apple cross cut
Picture courtesy of Wikipedia
What Kind of Apple is That?
Apples and pears are best identified by looking at a variety of characteristics when the fruit is ripe.  Color, shape, length of stem and characteristics of the basin (bottom of the fruit) and cavity (top of the fruit) are the most useful exterior characteristics.  Additional qualities can be determined by cutting the fruit open and observing the shape of the core, the seeds and location of the stamens.  Once documented, the characteristics can be compared with descriptions found in a pomology books.   
 
 

When did the first fruit trees arrive in Oregon ?

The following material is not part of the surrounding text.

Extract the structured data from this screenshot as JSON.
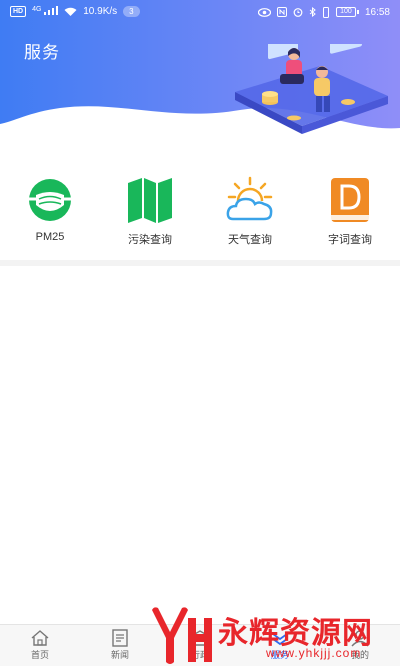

If you guessed during the Oregon Trail days in the 1800s, you are correct!  In April of 1843, Henderson Luelling departed Iowa with his family and 3 wagons for the adventure of a lifetime.  One of the wagons contained nothing except 300 small fruit trees.  Stories passed down through the years tell of how the family would sometimes go without drinking water on the trail in order to have enough water for the trees!
 
The Luelling family arrived safe and sound in the Willamette Valley in November on 1843, and 150 of the fruit trees trees survived in the arduous journey as well.  Mr. Luelling settled his family in Milwaukie and established a tree nursery at the confluence of Johnson Creek and the Willamette River (today the site of the "Waverly Golf Country Club".) The fruit trees were sold to local settlers and planted on numerous homesteads throughout the Willamette Valley.  Although many of these trees could still be alive today, none have been confirmed.
 
Although most historic orchards do not come with a map identifying the names of the varieties planted, a little detective work can produce amazing results. 
 
If you have questions about identifying fruit visit: